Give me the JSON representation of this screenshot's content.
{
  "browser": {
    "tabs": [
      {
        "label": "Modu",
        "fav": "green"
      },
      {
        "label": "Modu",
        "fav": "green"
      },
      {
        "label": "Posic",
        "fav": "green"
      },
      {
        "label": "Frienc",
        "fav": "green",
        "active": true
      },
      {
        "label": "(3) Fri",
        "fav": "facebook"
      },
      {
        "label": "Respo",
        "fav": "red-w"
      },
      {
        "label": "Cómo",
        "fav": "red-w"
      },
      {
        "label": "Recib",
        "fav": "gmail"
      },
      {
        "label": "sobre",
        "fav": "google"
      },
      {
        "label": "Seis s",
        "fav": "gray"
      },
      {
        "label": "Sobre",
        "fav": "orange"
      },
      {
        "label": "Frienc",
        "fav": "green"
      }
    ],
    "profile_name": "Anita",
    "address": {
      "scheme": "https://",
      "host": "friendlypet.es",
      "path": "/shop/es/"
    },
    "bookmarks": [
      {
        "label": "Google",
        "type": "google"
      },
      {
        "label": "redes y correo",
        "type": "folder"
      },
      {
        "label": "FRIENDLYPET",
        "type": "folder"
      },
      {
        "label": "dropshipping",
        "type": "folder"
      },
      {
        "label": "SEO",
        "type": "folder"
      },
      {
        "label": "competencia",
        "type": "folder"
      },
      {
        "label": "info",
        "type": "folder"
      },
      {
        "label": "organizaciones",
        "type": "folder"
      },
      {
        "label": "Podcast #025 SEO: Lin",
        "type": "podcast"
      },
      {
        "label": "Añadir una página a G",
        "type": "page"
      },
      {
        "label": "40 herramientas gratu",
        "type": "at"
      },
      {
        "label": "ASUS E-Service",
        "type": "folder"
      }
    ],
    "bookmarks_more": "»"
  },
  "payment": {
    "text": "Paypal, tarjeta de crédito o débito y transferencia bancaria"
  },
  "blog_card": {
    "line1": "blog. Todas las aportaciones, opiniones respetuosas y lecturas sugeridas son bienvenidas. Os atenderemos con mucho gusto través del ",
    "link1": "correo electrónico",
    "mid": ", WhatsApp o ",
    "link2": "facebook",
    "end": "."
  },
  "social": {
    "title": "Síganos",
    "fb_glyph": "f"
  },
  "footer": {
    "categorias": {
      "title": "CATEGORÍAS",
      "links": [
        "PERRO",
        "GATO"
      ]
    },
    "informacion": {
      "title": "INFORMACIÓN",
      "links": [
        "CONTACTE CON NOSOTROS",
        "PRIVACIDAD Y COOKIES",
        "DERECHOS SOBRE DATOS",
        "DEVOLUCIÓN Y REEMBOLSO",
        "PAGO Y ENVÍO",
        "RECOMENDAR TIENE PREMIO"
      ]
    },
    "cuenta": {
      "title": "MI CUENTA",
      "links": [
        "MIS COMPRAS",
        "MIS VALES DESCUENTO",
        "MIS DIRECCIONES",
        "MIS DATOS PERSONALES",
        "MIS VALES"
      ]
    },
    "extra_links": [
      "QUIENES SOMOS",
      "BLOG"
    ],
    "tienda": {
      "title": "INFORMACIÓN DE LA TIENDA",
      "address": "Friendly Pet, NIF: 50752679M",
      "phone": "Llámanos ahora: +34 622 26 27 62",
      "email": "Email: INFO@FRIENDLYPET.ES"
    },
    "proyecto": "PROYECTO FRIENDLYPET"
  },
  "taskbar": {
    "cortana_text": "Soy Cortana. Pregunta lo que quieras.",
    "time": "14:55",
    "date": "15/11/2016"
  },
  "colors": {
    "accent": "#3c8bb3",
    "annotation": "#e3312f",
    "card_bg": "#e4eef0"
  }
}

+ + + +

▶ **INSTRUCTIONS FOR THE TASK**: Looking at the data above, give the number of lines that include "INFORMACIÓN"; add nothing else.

▶ **WRITTEN ANSWER**: 2